__WORK TO COMPLETE__. Your task is to write out every line of the data exactly. Drop the pictures.

__INPUT RECORDS__.

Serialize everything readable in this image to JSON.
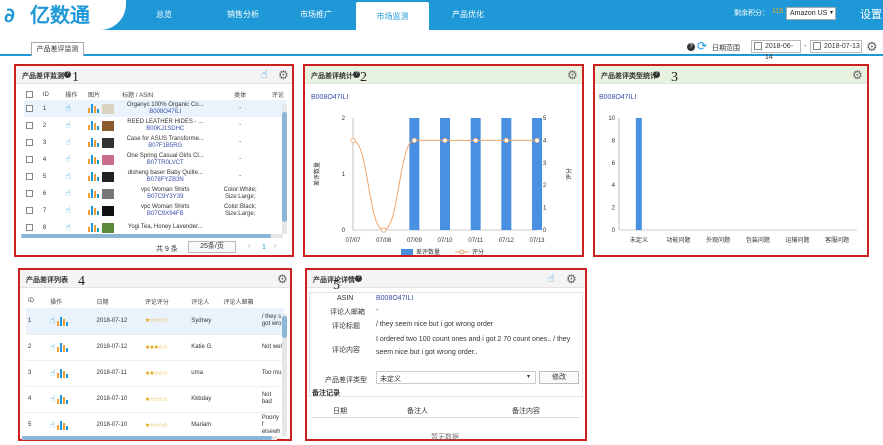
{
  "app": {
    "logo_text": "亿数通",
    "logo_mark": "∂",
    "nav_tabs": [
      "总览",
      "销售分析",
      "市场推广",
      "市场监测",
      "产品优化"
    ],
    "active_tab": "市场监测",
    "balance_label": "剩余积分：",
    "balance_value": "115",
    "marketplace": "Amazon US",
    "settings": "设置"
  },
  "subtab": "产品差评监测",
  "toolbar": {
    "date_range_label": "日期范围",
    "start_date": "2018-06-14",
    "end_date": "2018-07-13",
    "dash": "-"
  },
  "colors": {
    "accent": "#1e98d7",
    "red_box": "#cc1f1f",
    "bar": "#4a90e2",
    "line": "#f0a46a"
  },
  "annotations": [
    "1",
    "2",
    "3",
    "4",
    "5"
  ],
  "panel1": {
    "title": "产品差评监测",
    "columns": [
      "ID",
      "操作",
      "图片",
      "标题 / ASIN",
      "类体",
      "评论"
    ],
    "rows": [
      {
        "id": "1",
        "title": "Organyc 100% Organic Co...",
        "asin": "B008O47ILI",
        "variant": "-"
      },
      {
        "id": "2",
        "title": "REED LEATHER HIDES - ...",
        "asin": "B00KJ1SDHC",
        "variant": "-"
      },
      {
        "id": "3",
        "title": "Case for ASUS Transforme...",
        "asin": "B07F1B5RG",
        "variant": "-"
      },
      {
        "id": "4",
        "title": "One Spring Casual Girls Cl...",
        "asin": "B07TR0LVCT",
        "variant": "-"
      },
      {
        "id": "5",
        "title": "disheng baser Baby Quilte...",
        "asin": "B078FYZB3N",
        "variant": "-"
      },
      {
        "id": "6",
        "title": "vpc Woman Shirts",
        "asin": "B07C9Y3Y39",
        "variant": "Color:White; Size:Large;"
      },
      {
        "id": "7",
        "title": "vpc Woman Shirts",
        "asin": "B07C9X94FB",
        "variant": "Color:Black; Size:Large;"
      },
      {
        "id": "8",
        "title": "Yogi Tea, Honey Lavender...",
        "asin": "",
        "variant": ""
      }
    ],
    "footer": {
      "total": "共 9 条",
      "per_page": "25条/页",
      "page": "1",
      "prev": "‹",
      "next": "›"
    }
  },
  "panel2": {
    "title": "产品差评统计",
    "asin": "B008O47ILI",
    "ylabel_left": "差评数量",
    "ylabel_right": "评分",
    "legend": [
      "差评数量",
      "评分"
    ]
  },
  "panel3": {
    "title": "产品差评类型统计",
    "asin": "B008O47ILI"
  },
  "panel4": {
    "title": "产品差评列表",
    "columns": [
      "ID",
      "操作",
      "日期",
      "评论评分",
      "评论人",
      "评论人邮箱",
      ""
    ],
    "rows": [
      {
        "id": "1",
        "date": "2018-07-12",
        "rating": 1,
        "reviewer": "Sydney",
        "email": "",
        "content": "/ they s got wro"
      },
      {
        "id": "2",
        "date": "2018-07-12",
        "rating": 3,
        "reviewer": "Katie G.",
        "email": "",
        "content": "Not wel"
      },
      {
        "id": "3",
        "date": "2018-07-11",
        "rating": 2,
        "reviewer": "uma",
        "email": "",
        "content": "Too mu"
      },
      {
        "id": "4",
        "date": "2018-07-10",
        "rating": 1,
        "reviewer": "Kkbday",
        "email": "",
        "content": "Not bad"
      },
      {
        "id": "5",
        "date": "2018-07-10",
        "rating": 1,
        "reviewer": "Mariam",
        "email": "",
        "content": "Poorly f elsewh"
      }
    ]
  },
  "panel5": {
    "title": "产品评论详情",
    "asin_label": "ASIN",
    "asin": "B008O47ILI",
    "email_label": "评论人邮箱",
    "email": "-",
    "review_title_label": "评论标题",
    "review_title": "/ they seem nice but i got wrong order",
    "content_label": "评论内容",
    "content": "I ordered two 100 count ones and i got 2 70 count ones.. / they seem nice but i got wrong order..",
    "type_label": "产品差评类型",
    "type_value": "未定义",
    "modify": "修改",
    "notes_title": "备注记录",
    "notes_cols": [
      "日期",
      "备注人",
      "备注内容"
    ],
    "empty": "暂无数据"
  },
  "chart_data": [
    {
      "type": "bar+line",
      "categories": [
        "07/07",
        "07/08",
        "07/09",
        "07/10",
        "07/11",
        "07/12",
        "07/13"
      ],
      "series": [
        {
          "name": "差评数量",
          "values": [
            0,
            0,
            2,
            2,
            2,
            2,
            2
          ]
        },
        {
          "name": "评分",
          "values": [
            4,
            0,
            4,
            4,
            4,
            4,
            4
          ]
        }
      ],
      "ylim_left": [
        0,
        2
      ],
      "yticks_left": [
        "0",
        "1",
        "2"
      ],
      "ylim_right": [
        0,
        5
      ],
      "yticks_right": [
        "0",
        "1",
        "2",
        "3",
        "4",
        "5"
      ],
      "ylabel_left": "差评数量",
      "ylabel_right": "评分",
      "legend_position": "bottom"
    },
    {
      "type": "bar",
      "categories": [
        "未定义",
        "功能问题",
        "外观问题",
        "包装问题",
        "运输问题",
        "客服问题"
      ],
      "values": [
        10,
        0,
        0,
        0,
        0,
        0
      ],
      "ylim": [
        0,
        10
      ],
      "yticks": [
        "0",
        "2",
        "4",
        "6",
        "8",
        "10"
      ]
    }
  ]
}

__EXERCISE RESPONSE__.
Serialize everything readable in this image to JSON.
{
  "app": {
    "logo_text": "亿数通",
    "logo_mark": "∂",
    "nav_tabs": [
      "总览",
      "销售分析",
      "市场推广",
      "市场监测",
      "产品优化"
    ],
    "active_tab": "市场监测",
    "balance_label": "剩余积分：",
    "balance_value": "115",
    "marketplace": "Amazon US",
    "settings": "设置"
  },
  "subtab": "产品差评监测",
  "toolbar": {
    "date_range_label": "日期范围",
    "start_date": "2018-06-14",
    "end_date": "2018-07-13",
    "dash": "-"
  },
  "colors": {
    "accent": "#1e98d7",
    "red_box": "#cc1f1f",
    "bar": "#4a90e2",
    "line": "#f0a46a"
  },
  "annotations": [
    "1",
    "2",
    "3",
    "4",
    "5"
  ],
  "panel1": {
    "title": "产品差评监测",
    "columns": [
      "ID",
      "操作",
      "图片",
      "标题 / ASIN",
      "类体",
      "评论"
    ],
    "rows": [
      {
        "id": "1",
        "title": "Organyc 100% Organic Co...",
        "asin": "B008O47ILI",
        "variant": "-"
      },
      {
        "id": "2",
        "title": "REED LEATHER HIDES - ...",
        "asin": "B00KJ1SDHC",
        "variant": "-"
      },
      {
        "id": "3",
        "title": "Case for ASUS Transforme...",
        "asin": "B07F1B5RG",
        "variant": "-"
      },
      {
        "id": "4",
        "title": "One Spring Casual Girls Cl...",
        "asin": "B07TR0LVCT",
        "variant": "-"
      },
      {
        "id": "5",
        "title": "disheng baser Baby Quilte...",
        "asin": "B078FYZB3N",
        "variant": "-"
      },
      {
        "id": "6",
        "title": "vpc Woman Shirts",
        "asin": "B07C9Y3Y39",
        "variant": "Color:White; Size:Large;"
      },
      {
        "id": "7",
        "title": "vpc Woman Shirts",
        "asin": "B07C9X94FB",
        "variant": "Color:Black; Size:Large;"
      },
      {
        "id": "8",
        "title": "Yogi Tea, Honey Lavender...",
        "asin": "",
        "variant": ""
      }
    ],
    "footer": {
      "total": "共 9 条",
      "per_page": "25条/页",
      "page": "1",
      "prev": "‹",
      "next": "›"
    }
  },
  "panel2": {
    "title": "产品差评统计",
    "asin": "B008O47ILI",
    "ylabel_left": "差评数量",
    "ylabel_right": "评分",
    "legend": [
      "差评数量",
      "评分"
    ]
  },
  "panel3": {
    "title": "产品差评类型统计",
    "asin": "B008O47ILI"
  },
  "panel4": {
    "title": "产品差评列表",
    "columns": [
      "ID",
      "操作",
      "日期",
      "评论评分",
      "评论人",
      "评论人邮箱",
      ""
    ],
    "rows": [
      {
        "id": "1",
        "date": "2018-07-12",
        "rating": 1,
        "reviewer": "Sydney",
        "email": "",
        "content": "/ they s got wro"
      },
      {
        "id": "2",
        "date": "2018-07-12",
        "rating": 3,
        "reviewer": "Katie G.",
        "email": "",
        "content": "Not wel"
      },
      {
        "id": "3",
        "date": "2018-07-11",
        "rating": 2,
        "reviewer": "uma",
        "email": "",
        "content": "Too mu"
      },
      {
        "id": "4",
        "date": "2018-07-10",
        "rating": 1,
        "reviewer": "Kkbday",
        "email": "",
        "content": "Not bad"
      },
      {
        "id": "5",
        "date": "2018-07-10",
        "rating": 1,
        "reviewer": "Mariam",
        "email": "",
        "content": "Poorly f elsewh"
      }
    ]
  },
  "panel5": {
    "title": "产品评论详情",
    "asin_label": "ASIN",
    "asin": "B008O47ILI",
    "email_label": "评论人邮箱",
    "email": "-",
    "review_title_label": "评论标题",
    "review_title": "/ they seem nice but i got wrong order",
    "content_label": "评论内容",
    "content": "I ordered two 100 count ones and i got 2 70 count ones.. / they seem nice but i got wrong order..",
    "type_label": "产品差评类型",
    "type_value": "未定义",
    "modify": "修改",
    "notes_title": "备注记录",
    "notes_cols": [
      "日期",
      "备注人",
      "备注内容"
    ],
    "empty": "暂无数据"
  },
  "chart_data": [
    {
      "type": "bar+line",
      "categories": [
        "07/07",
        "07/08",
        "07/09",
        "07/10",
        "07/11",
        "07/12",
        "07/13"
      ],
      "series": [
        {
          "name": "差评数量",
          "values": [
            0,
            0,
            2,
            2,
            2,
            2,
            2
          ]
        },
        {
          "name": "评分",
          "values": [
            4,
            0,
            4,
            4,
            4,
            4,
            4
          ]
        }
      ],
      "ylim_left": [
        0,
        2
      ],
      "yticks_left": [
        "0",
        "1",
        "2"
      ],
      "ylim_right": [
        0,
        5
      ],
      "yticks_right": [
        "0",
        "1",
        "2",
        "3",
        "4",
        "5"
      ],
      "ylabel_left": "差评数量",
      "ylabel_right": "评分",
      "legend_position": "bottom"
    },
    {
      "type": "bar",
      "categories": [
        "未定义",
        "功能问题",
        "外观问题",
        "包装问题",
        "运输问题",
        "客服问题"
      ],
      "values": [
        10,
        0,
        0,
        0,
        0,
        0
      ],
      "ylim": [
        0,
        10
      ],
      "yticks": [
        "0",
        "2",
        "4",
        "6",
        "8",
        "10"
      ]
    }
  ]
}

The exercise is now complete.